> YOUR ASSIGNMENT: Each entry that follows must be output without any deviation.

[Records drawn from a dataset]
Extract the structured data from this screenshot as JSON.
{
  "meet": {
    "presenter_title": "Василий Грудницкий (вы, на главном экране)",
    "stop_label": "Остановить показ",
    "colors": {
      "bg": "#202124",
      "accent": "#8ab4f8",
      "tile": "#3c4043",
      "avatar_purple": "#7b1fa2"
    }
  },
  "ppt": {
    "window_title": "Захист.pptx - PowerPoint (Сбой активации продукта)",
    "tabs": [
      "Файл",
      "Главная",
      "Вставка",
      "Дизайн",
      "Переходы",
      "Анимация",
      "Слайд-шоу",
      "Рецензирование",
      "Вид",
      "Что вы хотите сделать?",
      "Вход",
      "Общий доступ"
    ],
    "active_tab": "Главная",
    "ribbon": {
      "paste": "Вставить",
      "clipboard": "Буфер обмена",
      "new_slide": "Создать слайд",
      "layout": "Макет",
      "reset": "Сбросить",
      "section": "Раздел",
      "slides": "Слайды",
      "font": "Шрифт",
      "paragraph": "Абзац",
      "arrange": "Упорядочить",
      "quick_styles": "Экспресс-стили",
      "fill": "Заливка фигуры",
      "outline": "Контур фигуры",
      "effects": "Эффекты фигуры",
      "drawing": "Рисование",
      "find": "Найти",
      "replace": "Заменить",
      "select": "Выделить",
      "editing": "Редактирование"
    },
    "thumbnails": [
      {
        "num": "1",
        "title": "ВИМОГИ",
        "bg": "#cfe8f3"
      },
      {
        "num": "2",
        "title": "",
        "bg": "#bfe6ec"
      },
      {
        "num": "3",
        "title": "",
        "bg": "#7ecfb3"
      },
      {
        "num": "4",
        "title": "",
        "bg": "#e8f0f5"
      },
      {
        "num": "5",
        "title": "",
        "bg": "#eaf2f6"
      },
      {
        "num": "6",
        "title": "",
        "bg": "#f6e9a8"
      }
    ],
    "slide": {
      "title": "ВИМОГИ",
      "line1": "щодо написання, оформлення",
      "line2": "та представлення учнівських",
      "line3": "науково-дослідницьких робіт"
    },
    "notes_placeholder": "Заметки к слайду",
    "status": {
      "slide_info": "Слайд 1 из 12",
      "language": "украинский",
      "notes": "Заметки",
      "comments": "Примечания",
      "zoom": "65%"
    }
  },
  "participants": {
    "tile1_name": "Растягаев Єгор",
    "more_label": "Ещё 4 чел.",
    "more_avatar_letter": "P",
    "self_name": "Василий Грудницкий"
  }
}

> TASK OUTPUT:
Extract the structured data from this screenshot as JSON.
{
  "meet": {
    "presenter_title": "Василий Грудницкий (вы, на главном экране)",
    "stop_label": "Остановить показ",
    "colors": {
      "bg": "#202124",
      "accent": "#8ab4f8",
      "tile": "#3c4043",
      "avatar_purple": "#7b1fa2"
    }
  },
  "ppt": {
    "window_title": "Захист.pptx - PowerPoint (Сбой активации продукта)",
    "tabs": [
      "Файл",
      "Главная",
      "Вставка",
      "Дизайн",
      "Переходы",
      "Анимация",
      "Слайд-шоу",
      "Рецензирование",
      "Вид",
      "Что вы хотите сделать?",
      "Вход",
      "Общий доступ"
    ],
    "active_tab": "Главная",
    "ribbon": {
      "paste": "Вставить",
      "clipboard": "Буфер обмена",
      "new_slide": "Создать слайд",
      "layout": "Макет",
      "reset": "Сбросить",
      "section": "Раздел",
      "slides": "Слайды",
      "font": "Шрифт",
      "paragraph": "Абзац",
      "arrange": "Упорядочить",
      "quick_styles": "Экспресс-стили",
      "fill": "Заливка фигуры",
      "outline": "Контур фигуры",
      "effects": "Эффекты фигуры",
      "drawing": "Рисование",
      "find": "Найти",
      "replace": "Заменить",
      "select": "Выделить",
      "editing": "Редактирование"
    },
    "thumbnails": [
      {
        "num": "1",
        "title": "ВИМОГИ",
        "bg": "#cfe8f3"
      },
      {
        "num": "2",
        "title": "",
        "bg": "#bfe6ec"
      },
      {
        "num": "3",
        "title": "",
        "bg": "#7ecfb3"
      },
      {
        "num": "4",
        "title": "",
        "bg": "#e8f0f5"
      },
      {
        "num": "5",
        "title": "",
        "bg": "#eaf2f6"
      },
      {
        "num": "6",
        "title": "",
        "bg": "#f6e9a8"
      }
    ],
    "slide": {
      "title": "ВИМОГИ",
      "line1": "щодо написання, оформлення",
      "line2": "та представлення учнівських",
      "line3": "науково-дослідницьких робіт"
    },
    "notes_placeholder": "Заметки к слайду",
    "status": {
      "slide_info": "Слайд 1 из 12",
      "language": "украинский",
      "notes": "Заметки",
      "comments": "Примечания",
      "zoom": "65%"
    }
  },
  "participants": {
    "tile1_name": "Растягаев Єгор",
    "more_label": "Ещё 4 чел.",
    "more_avatar_letter": "P",
    "self_name": "Василий Грудницкий"
  }
}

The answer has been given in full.